Tetrageddon Games is a multifaceted and delightful project from Nathalie Lawhead, one of the participants in my feature about digital mysticism yesterday.
The Tetrageddon portal is a little bit net art, a little bit invitation to open-source collaboration, and a lot strictly delightful, nostalgic play experiences. It encompasses everything from a game called Froggy — this glitchy, gruesome, post-apocalyptic amphibian road war, like Frogger gone bad — to an endearingly-oldschool hovering virtual assistant called MiniByte.

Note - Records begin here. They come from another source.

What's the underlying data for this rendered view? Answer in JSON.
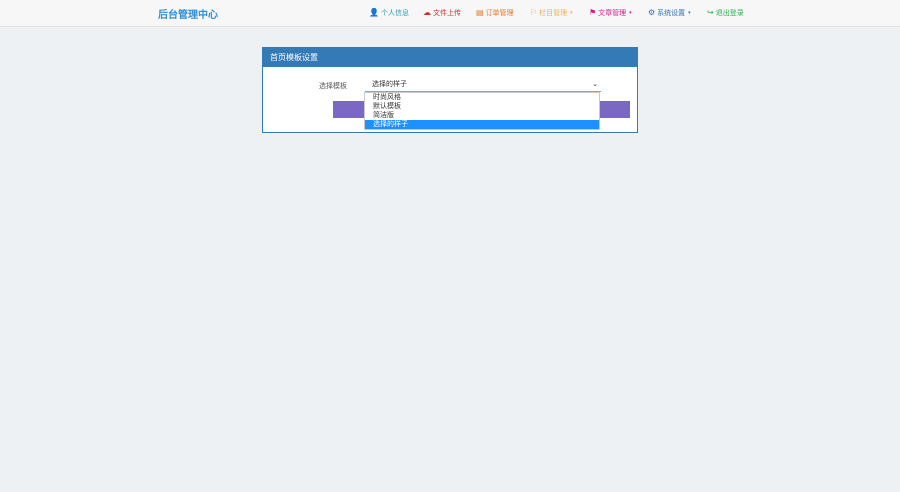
{
  "brand": "后台管理中心",
  "nav": [
    {
      "label": "个人信息",
      "icon": "user-icon",
      "glyph": "👤",
      "color": "#2a9db6",
      "caret": ""
    },
    {
      "label": "文件上传",
      "icon": "cloud-icon",
      "glyph": "☁",
      "color": "#d9282f",
      "caret": ""
    },
    {
      "label": "订单管理",
      "icon": "list-icon",
      "glyph": "▤",
      "color": "#e8731e",
      "caret": ""
    },
    {
      "label": "栏目管理",
      "icon": "flag-icon",
      "glyph": "⚐",
      "color": "#f0ad4e",
      "caret": "▾"
    },
    {
      "label": "文章管理",
      "icon": "flag-icon",
      "glyph": "⚑",
      "color": "#d6178a",
      "caret": "▾"
    },
    {
      "label": "系统设置",
      "icon": "gear-icon",
      "glyph": "⚙",
      "color": "#2f74bf",
      "caret": "▾"
    },
    {
      "label": "退出登录",
      "icon": "logout-icon",
      "glyph": "↪",
      "color": "#26b24b",
      "caret": ""
    }
  ],
  "panel": {
    "title": "首页模板设置",
    "field_label": "选择模板",
    "selected": "选择的样子",
    "options": [
      "时尚风格",
      "默认模板",
      "简洁版",
      "选择的样子"
    ]
  }
}
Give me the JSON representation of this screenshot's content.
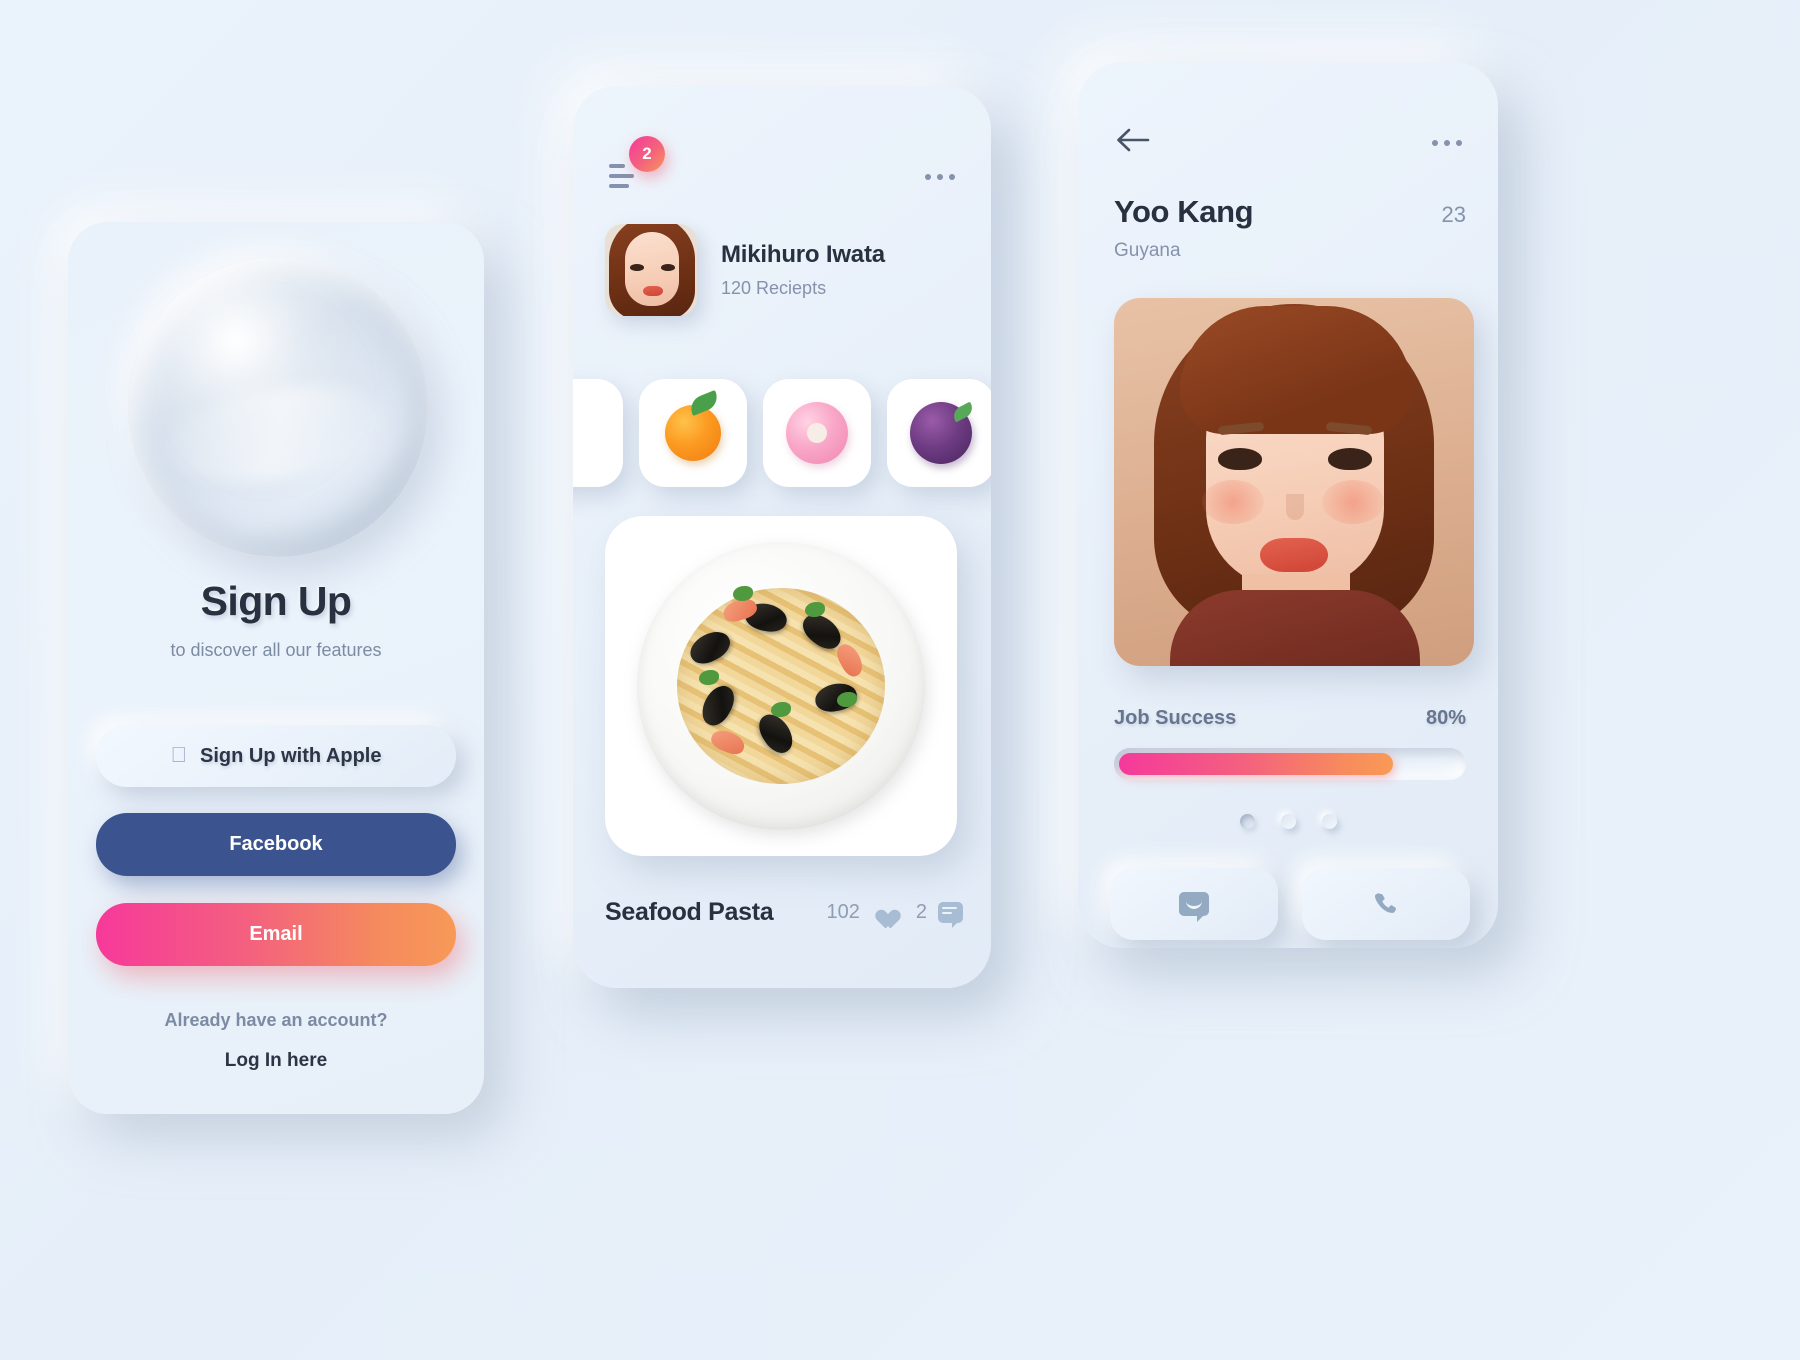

"Tetrageddon Games is a satire of our digital life," Lawhead says in her statement on the game, which won the experimental "Nuovo" category at this year's Independent Games Festival. "I aim to do with games what Monty Python did with humor in terms of ridiculousness, and constant change of themes. It is the internet in the form of a game, as if your browser landed in the web's version of Ripley's Believe It or Not!. It is full of rabbit holes, and waves of bizarre creations that you play with."
Players are also encouraged to download sourcefiles, modify them or create their own games inspired by the Tetrageddon suite. "I like to think that cooperation is key to evolution. A big part of me wishes that art, or entertainment, would be the same," says Lawhead.
"I think if artists would be more open, and less protective of their work, art would be much more socially relevant," she says. "Realizing that people are no longer happy with being just the consumer, Tetrageddon aims to satisfy the need to play, create, adapt, copy & paste, and build on."
Beyond the novelty of an experiment, Tetrageddon Games is continually surprising, whether experienced in Flash or HTML5. See it for yourself, and share your journey with us!